The discovery of gold near Virginia City, Montana in the 1860s significantly changed the way of life for Native Americans. For settlers heading to Montana as part of the local gold rush on the Bozeman Trail (nicknamed “The Bloody Bozeman”), survival was a matter of chance, as traveling through Indian lands was dangerous.
I happened to be in Wyoming for my job and noticed signs along Interstate 90 for the Fort Phil Kearny Historic Site, and decided to stop. The grounds of this fort provide visitors an overview of history during the 1860s, as life for Native Americans was about to change. In the 1860s, buffalo were still plentiful in this area as many had been slaughtered elsewhere. Indian survival was dependent on the bison, which served a multitude of purposes (basically a “one stop shop”). The animal could be used for meat, the hide could be used for moccasin soles, masks or rattles and the hair could be used for ropes and doll stuffing. With the discovery of gold, the United States government and local Sioux, Arapahoe and Northern Cheyenne Indians were sadly headed for an inevitable culture clash.
Visitors to the grounds of Fort Phil Kearny will be amazed (1) at how remote this location is and (2) how large the grounds of the fort were. The fort only survived from 1866 to 1868 and life was difficult, as the fort was under constant attack, with various tribes headed by Red Cloud. While Native American groups were fine with settlers traveling through their territories for trading, permanent structures were another matter altogether and buildings like forts were clearly a threat to their lands.
During its operation, the fort comprised seventeen acres with eight foot walls. While some visitors may be disappointed that the fort no longer survives (the remains were burned by Northern Cheyenne Indians in 1868), I found it fascinating knowing what was on this land roughly 150 years ago. With a four dollar admission charge, visitors will find a small museum, as well as signs scattered throughout the area outlining what was on the property. The fort included a bakery, barracks, ice house, chapel, bastion and a saw mill. The best-built quarters were the home of the post’s commander as by 1867, many of the other buildings were in poor shape.
Looking at the displays, apparently among the officers at the fort, there was a lot of infighting as various officers had differing views as to how to handle the attacks. Signs around the property also outline some of the problems typical forts faced liked the reputation of laundresses who washed clothing. At some forts, these ladies also served as call girls or had sketchy reputations, such as misappropriating government rations and selling whiskey or fruit pies on the side. Civilians helping at the fort also had to live outside the fort walls, which at this fort, was risky.
The small museum at Fort Phil Kearny includes a diagram of the original fort as well as displays on tools of battle (both for government troops and Native Americans), uniforms and even an exhibit of how different Indian feathers translate to different feats in battle. Two ten-minute films are also available to visitors.

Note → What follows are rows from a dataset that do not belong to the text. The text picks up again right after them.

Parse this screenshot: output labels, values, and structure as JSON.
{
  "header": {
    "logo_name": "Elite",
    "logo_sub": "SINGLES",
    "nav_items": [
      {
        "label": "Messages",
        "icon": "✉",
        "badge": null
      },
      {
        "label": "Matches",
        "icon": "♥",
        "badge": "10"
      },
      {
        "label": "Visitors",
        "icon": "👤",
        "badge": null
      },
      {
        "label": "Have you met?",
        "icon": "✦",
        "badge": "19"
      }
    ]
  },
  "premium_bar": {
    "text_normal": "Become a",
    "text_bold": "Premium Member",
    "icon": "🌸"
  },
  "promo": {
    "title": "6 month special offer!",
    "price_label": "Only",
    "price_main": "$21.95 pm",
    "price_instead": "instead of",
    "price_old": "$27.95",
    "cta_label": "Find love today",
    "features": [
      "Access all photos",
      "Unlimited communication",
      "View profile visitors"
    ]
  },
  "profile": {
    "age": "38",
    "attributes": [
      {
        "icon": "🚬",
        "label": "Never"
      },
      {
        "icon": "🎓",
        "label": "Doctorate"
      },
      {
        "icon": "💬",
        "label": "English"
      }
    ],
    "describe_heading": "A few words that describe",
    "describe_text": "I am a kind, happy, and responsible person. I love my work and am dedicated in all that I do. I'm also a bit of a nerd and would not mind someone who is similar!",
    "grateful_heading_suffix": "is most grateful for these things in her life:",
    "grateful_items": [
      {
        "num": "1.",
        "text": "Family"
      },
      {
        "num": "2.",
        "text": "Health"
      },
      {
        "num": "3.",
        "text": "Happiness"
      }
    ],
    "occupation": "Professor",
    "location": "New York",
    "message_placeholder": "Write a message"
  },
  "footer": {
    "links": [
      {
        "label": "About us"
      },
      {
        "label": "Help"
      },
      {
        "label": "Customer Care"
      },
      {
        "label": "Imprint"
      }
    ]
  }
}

Be on the lookout for two super friendly dogs (a Jack Russell Terrier and a Border Collie) owned by a neighboring rancher, who roam the grounds. The terrier was so friendly that she followed me around the entire site (and even tried to leave in my car)!
Finally, just a few miles from Fort Phil Kearny are two battle sites—the Wagon Box Fight and the Fetterman Fight. While many students were taught about the Battle of Little Bighorn in American history, these battles were also keys in the skirmishes with the Plains Indians.
I learned a lot just by walking around the grounds of Fort Phil Kearny and the difficult conditions both settlers and Native Americans faced. Even today, the area is remote with few occupants. With the wind blowing and the vast landscape, visitors can imagine a little of what life in this part of Wyoming must have been like following the Civil War and the daily hardships.
Fort Phil Kearny Historic Site
P.O. Box 5013 (Take Interstate 90 to Exit 44 near Kearny, Wyoming)
Sheridan, Wyoming 82801